CHARLIE HEFLIN, RESCUED THE BABY: Good morning.
BOLDUAN: What a sight to see you sitting there together -- 18 years in the making. Skyler, not only are you dealing with a very exciting moment in your life, graduating high school, your whole future ahead of you. And then this is the surprise that you get at your graduation party. Can you even describe it?
JAMES: It's been an amazing week, just the thought that I graduated last Friday and now my life has changed so much this week.
BOLDUAN: Charlie, what was it like for you? I mean I can only imagine, and I know you do get choked up in telling the story of finding that baby girl in that cemetery, putting that shirt around her that you had that night. What was it like now after 18 years? You've wondered where she was, how she was doing and then meeting the beautiful girl.
HEFLIN: Oh, it was so exhilarating. Just a whirlwind of emotions. I handed her off to the paramedics 18 years ago and I haven't been able to see her since. Just to know that she was so close to me, local, has done so much with her life, it's just incredible.
PEREIRA: Charlie, what did you want to tell Skyler when you saw her for the first time?
HEFLIN: I just -- based on what her mother has told me over the phone, how she was an honor student and so involved with her church, I just wanted to tell her I'm so grateful that the good Lord gave me the opportunity to let her get to this point in life. She's going to touch so many more people in her future.
BERMAN: Charlie, bring me back 18 years for a moment. You're in that cemetery, holding a baby in your arms. Would you ever imagine that 18 years later, this would be the result, the amazing result of your work?
HEFLIN: No, no because at the time I was just doing what I was trained to do. I even went home and didn't even mention it when I went home to my family at the house. They didn't find out about it until the news trucks pulled up in the driveway several hours after the incident. To me it was just I was doing what I was trained to do and what I felt was right.
BOLDUAN: Skyler, we've seen video of Charlie taking off a sweatshirt when you two were reunited. Not to confuse any viewers of what was going on at that very moment. That was the shirt he wrapped you in and he gave to you.

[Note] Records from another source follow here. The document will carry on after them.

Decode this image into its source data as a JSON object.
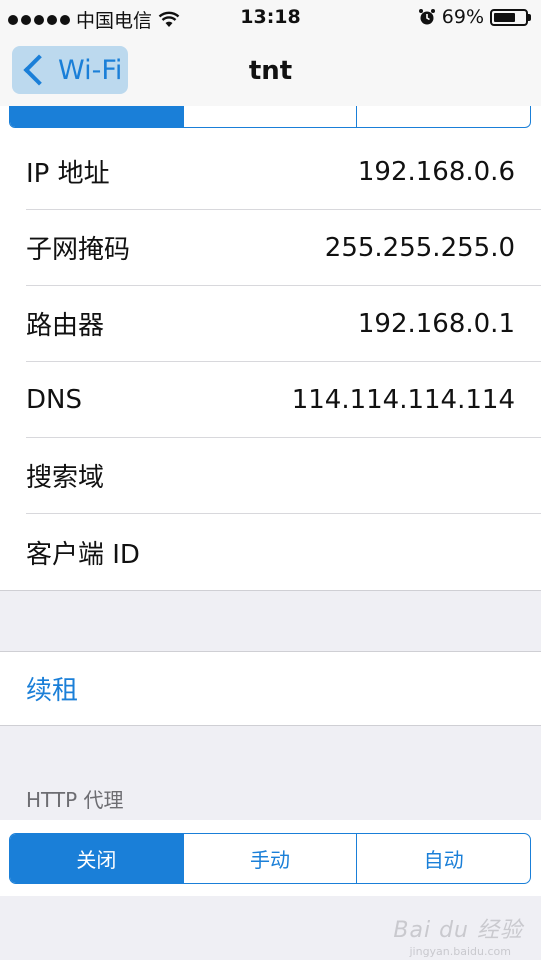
{
  "status_bar": {
    "carrier": "中国电信",
    "time": "13:18",
    "battery_percent": "69%",
    "battery_level": 0.69,
    "icons": [
      "signal-dots-icon",
      "wifi-icon",
      "alarm-icon",
      "battery-icon"
    ]
  },
  "nav": {
    "back_label": "Wi-Fi",
    "title": "tnt"
  },
  "info_rows": [
    {
      "label": "IP 地址",
      "value": "192.168.0.6"
    },
    {
      "label": "子网掩码",
      "value": "255.255.255.0"
    },
    {
      "label": "路由器",
      "value": "192.168.0.1"
    },
    {
      "label": "DNS",
      "value": "114.114.114.114"
    },
    {
      "label": "搜索域",
      "value": ""
    },
    {
      "label": "客户端 ID",
      "value": ""
    }
  ],
  "renew_label": "续租",
  "http_proxy": {
    "header": "HTTP 代理",
    "options": [
      "关闭",
      "手动",
      "自动"
    ],
    "selected": "关闭"
  },
  "watermark": {
    "main": "Bai du 经验",
    "sub": "jingyan.baidu.com"
  },
  "colors": {
    "accent": "#1a7fd8",
    "background": "#efeff4"
  }
}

JAMES: That was actually different shirt. Yes, I have it at home, the shirt he wore that morning and that he wrapped me in.
PEREIRA: Now, I have to tell you, as an adopted kid, I know a lot of us feel big questions marks about our story and how we came into the world. This must give you a little more sense about your story, Skyler.

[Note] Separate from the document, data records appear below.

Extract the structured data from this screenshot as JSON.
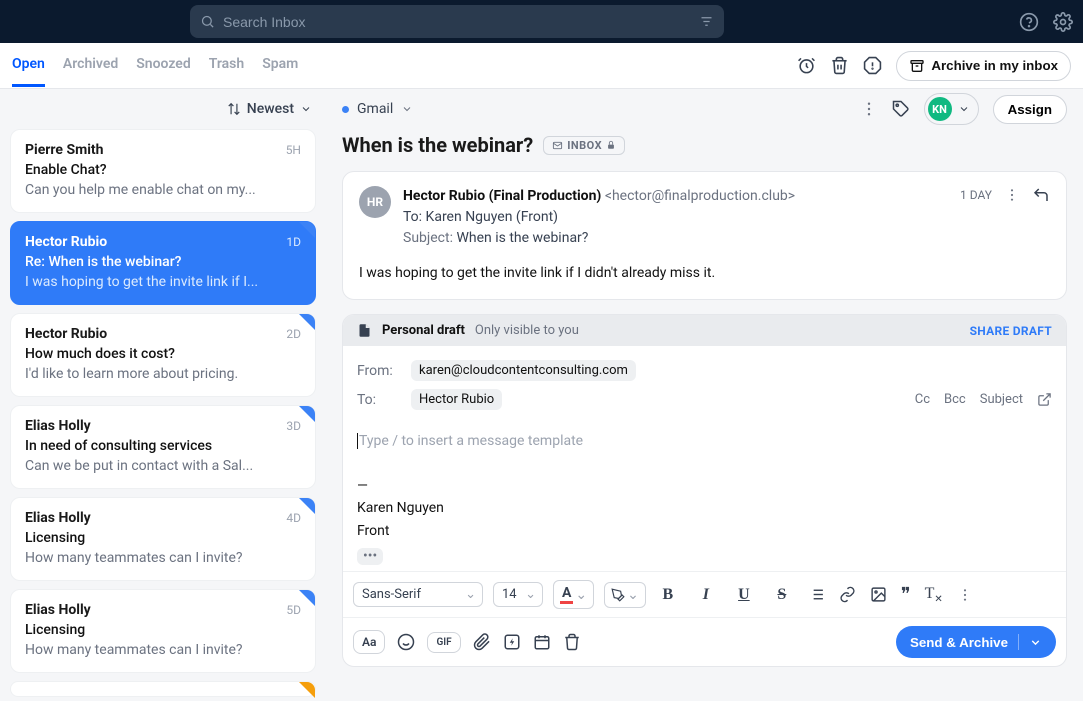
{
  "topbar": {
    "search_placeholder": "Search Inbox"
  },
  "tabs": {
    "items": [
      "Open",
      "Archived",
      "Snoozed",
      "Trash",
      "Spam"
    ],
    "archive_button": "Archive in my inbox"
  },
  "sort": {
    "label": "Newest"
  },
  "conversations": [
    {
      "sender": "Pierre Smith",
      "time": "5H",
      "subject": "Enable Chat?",
      "preview": "Can you help me enable chat on my...",
      "selected": false,
      "corner": "none"
    },
    {
      "sender": "Hector Rubio",
      "time": "1D",
      "subject": "Re: When is the webinar?",
      "preview": "I was hoping to get the invite link if I...",
      "selected": true,
      "corner": "blue"
    },
    {
      "sender": "Hector Rubio",
      "time": "2D",
      "subject": "How much does it cost?",
      "preview": "I'd like to learn more about pricing.",
      "selected": false,
      "corner": "blue"
    },
    {
      "sender": "Elias Holly",
      "time": "3D",
      "subject": "In need of consulting services",
      "preview": "Can we be put in contact with a Sal...",
      "selected": false,
      "corner": "blue"
    },
    {
      "sender": "Elias Holly",
      "time": "4D",
      "subject": "Licensing",
      "preview": "How many teammates can I invite?",
      "selected": false,
      "corner": "blue"
    },
    {
      "sender": "Elias Holly",
      "time": "5D",
      "subject": "Licensing",
      "preview": "How many teammates can I invite?",
      "selected": false,
      "corner": "blue"
    },
    {
      "sender": "",
      "time": "",
      "subject": "",
      "preview": "",
      "selected": false,
      "corner": "orange"
    }
  ],
  "reader": {
    "channel_label": "Gmail",
    "assign_label": "Assign",
    "avatar_initials": "KN",
    "subject": "When is the webinar?",
    "badge_label": "INBOX",
    "message": {
      "avatar_initials": "HR",
      "sender_name": "Hector Rubio (Final Production)",
      "sender_email": "<hector@finalproduction.club>",
      "to_label": "To:",
      "to_value": "Karen Nguyen (Front)",
      "subject_label": "Subject:",
      "subject_value": "When is the webinar?",
      "age": "1 DAY",
      "body": "I was hoping to get the invite link if I didn't already miss it."
    }
  },
  "compose": {
    "draft_title": "Personal draft",
    "draft_visibility": "Only visible to you",
    "share_label": "SHARE DRAFT",
    "from_label": "From:",
    "from_value": "karen@cloudcontentconsulting.com",
    "to_label": "To:",
    "to_value": "Hector Rubio",
    "cc_label": "Cc",
    "bcc_label": "Bcc",
    "subject_label": "Subject",
    "body_placeholder": "Type / to insert a message template",
    "signature_divider": "—",
    "signature_name": "Karen Nguyen",
    "signature_company": "Front",
    "format": {
      "font_family": "Sans-Serif",
      "font_size": "14"
    },
    "send_label": "Send & Archive"
  }
}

JAMES: Yes. I mean my parents never kept anything from me. I've known my story my whole life, but just to have someone tell me firsthand what happened and to meet Charlie, I mean it's been an amazing experience.
BOLDUAN: I love seeing your smiles. What's your plan going forward from here right now? You guys are just beaming.
PEREIRA: They really are.
BOLDUAN: What's your plan going forward?
JAMES: We plan to keep communicating with each other and keep in touch. We don't want to lose connection again.
BERMAN: How can you ever lose that connection? You have a connection I don't think any of us will ever understand.
BOLDUAN: I know this message has become a bigger message for both of you, wanting to make sure that everyone knows about safe haven laws. That's become really kind of a cause for both of you. Right, Charlie?
HEFLIN: Yes. I think Skyler's story was the beginning of this safe haven movement. I don't know if all states have adopted a safe haven law. I know Illinois and Indiana both have safe haven laws. If you state doesn't have a safe haven law, it really needs to, because that provides an opportunity for a scared parent to deal with a situation in a much better, much more controlled environment than how Skyler was.
BOLDUAN: You're absolutely right. Well thank God for both of you. And we lose your signal at that moment. They are very selfishly a perfect example of what Indiana produce. That's coming to us from Indiana. What an amazing story to end on.
BOLDUAN: There's some more of it. Thank you -- this Memorial Day Friday, thank you guys. It's been a really great day. Thanks for staying with us.
But there is a lot of news happening right now so let's get you straight over to the "NEWSROOM" with Carol Costello.